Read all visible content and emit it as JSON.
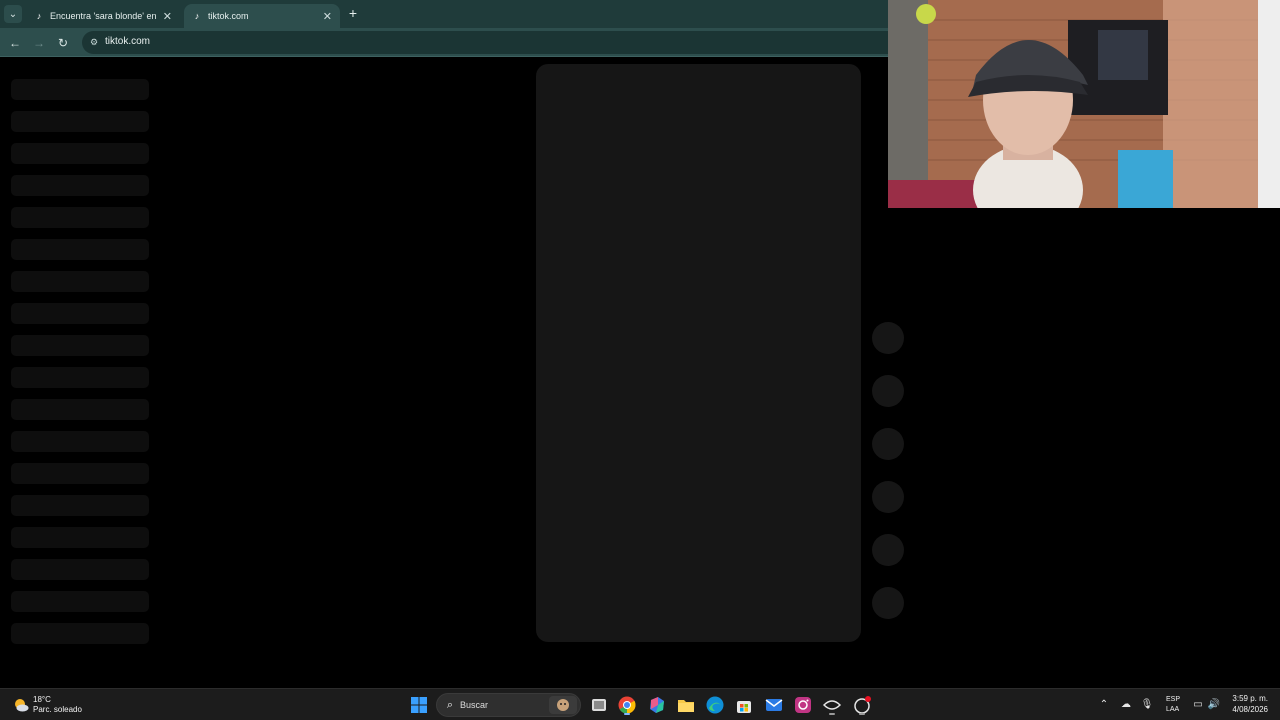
{
  "browser": {
    "tabs": [
      {
        "label": "Encuentra 'sara blonde' en TikT",
        "icon": "tiktok-icon",
        "active": false
      },
      {
        "label": "tiktok.com",
        "icon": "tiktok-icon",
        "active": true
      }
    ],
    "url": "tiktok.com",
    "tab_close_glyph": "✕",
    "new_tab_glyph": "+"
  },
  "page": {
    "skeleton_rows": 18,
    "action_buttons": 6,
    "player_color": "#161616"
  },
  "taskbar": {
    "weather": {
      "temp": "18°C",
      "desc": "Parc. soleado"
    },
    "search_label": "Buscar",
    "language": {
      "code": "ESP",
      "layout": "LAA"
    },
    "clock": {
      "time": "3:59 p. m.",
      "date": "4/08/2026"
    },
    "pinned": [
      "windows-start-icon",
      "task-view-icon",
      "chrome-icon",
      "microsoft-365-icon",
      "file-explorer-icon",
      "edge-icon",
      "microsoft-store-icon",
      "mail-icon",
      "instagram-icon",
      "app-icon",
      "gear-badge-icon"
    ]
  },
  "colors": {
    "tab_bar": "#1f3b3a",
    "toolbar": "#2d4e4d",
    "taskbar": "#1c1c1c",
    "accent": "#7fb7ff"
  }
}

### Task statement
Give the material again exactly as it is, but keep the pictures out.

### Completed task
Read all visible content and emit it as JSON.
{
  "browser": {
    "tabs": [
      {
        "label": "Encuentra 'sara blonde' en TikT",
        "icon": "tiktok-icon",
        "active": false
      },
      {
        "label": "tiktok.com",
        "icon": "tiktok-icon",
        "active": true
      }
    ],
    "url": "tiktok.com",
    "tab_close_glyph": "✕",
    "new_tab_glyph": "+"
  },
  "page": {
    "skeleton_rows": 18,
    "action_buttons": 6,
    "player_color": "#161616"
  },
  "taskbar": {
    "weather": {
      "temp": "18°C",
      "desc": "Parc. soleado"
    },
    "search_label": "Buscar",
    "language": {
      "code": "ESP",
      "layout": "LAA"
    },
    "clock": {
      "time": "3:59 p. m.",
      "date": "4/08/2026"
    },
    "pinned": [
      "windows-start-icon",
      "task-view-icon",
      "chrome-icon",
      "microsoft-365-icon",
      "file-explorer-icon",
      "edge-icon",
      "microsoft-store-icon",
      "mail-icon",
      "instagram-icon",
      "app-icon",
      "gear-badge-icon"
    ]
  },
  "colors": {
    "tab_bar": "#1f3b3a",
    "toolbar": "#2d4e4d",
    "taskbar": "#1c1c1c",
    "accent": "#7fb7ff"
  }
}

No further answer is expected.